Data records:
══════

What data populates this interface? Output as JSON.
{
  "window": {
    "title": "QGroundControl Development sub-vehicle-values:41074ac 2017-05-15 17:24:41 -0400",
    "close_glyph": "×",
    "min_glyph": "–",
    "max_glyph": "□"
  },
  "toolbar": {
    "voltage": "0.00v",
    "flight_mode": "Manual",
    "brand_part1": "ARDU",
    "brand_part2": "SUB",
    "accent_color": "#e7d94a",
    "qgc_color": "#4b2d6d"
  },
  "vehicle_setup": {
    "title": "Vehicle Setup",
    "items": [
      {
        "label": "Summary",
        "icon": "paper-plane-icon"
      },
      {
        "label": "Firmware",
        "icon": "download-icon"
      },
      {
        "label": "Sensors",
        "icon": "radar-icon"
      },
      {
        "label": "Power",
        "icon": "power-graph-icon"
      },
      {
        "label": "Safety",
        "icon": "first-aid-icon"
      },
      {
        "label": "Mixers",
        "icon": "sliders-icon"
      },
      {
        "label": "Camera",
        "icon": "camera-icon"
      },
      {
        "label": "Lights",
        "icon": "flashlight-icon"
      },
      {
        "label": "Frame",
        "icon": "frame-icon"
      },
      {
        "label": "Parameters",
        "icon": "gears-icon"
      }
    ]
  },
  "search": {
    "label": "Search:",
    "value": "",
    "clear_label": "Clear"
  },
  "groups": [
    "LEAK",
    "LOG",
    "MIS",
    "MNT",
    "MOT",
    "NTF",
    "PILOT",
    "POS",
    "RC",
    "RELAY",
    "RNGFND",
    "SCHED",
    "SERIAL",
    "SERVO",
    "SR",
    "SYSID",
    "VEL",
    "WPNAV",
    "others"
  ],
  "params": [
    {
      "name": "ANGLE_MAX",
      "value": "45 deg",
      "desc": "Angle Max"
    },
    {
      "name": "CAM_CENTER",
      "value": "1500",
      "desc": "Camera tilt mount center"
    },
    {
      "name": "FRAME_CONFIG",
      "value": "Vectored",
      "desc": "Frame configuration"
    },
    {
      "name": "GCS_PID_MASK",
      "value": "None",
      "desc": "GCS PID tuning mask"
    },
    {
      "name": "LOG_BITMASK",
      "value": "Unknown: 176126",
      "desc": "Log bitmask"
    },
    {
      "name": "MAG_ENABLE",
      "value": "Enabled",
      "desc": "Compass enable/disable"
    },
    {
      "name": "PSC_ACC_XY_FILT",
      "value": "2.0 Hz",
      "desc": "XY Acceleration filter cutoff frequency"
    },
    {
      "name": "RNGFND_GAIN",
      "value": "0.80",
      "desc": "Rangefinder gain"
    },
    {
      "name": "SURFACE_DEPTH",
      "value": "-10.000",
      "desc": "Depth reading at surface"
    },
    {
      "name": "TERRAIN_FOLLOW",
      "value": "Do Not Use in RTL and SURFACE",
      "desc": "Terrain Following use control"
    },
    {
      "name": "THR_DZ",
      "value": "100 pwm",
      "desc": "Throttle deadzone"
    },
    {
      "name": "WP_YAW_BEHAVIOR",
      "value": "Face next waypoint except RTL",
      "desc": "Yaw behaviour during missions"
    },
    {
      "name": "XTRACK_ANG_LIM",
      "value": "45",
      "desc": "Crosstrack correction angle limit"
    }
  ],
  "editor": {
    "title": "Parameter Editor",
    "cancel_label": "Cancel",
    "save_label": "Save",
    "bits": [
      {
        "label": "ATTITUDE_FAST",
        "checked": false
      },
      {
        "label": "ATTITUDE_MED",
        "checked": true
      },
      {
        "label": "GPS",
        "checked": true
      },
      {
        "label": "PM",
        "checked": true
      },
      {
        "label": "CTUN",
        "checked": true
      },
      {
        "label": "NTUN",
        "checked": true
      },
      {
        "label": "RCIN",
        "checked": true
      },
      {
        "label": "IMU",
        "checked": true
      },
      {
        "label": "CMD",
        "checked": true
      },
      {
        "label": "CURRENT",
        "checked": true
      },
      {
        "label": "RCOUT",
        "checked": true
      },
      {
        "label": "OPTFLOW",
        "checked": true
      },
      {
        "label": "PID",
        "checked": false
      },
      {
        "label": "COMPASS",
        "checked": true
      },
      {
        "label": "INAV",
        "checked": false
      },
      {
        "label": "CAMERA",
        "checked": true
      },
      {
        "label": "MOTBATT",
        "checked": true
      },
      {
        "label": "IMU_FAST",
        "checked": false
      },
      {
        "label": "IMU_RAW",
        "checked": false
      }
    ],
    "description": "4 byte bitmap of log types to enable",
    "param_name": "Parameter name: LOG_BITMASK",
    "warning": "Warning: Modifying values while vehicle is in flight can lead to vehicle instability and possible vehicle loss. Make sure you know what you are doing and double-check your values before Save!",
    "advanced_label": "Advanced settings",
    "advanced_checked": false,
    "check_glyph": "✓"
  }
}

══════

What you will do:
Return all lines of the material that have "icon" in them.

Expected output:
        "icon": "paper-plane-icon"
        "icon": "download-icon"
        "icon": "radar-icon"
        "icon": "power-graph-icon"
        "icon": "first-aid-icon"
        "icon": "sliders-icon"
        "icon": "camera-icon"
        "icon": "flashlight-icon"
        "icon": "frame-icon"
        "icon": "gears-icon"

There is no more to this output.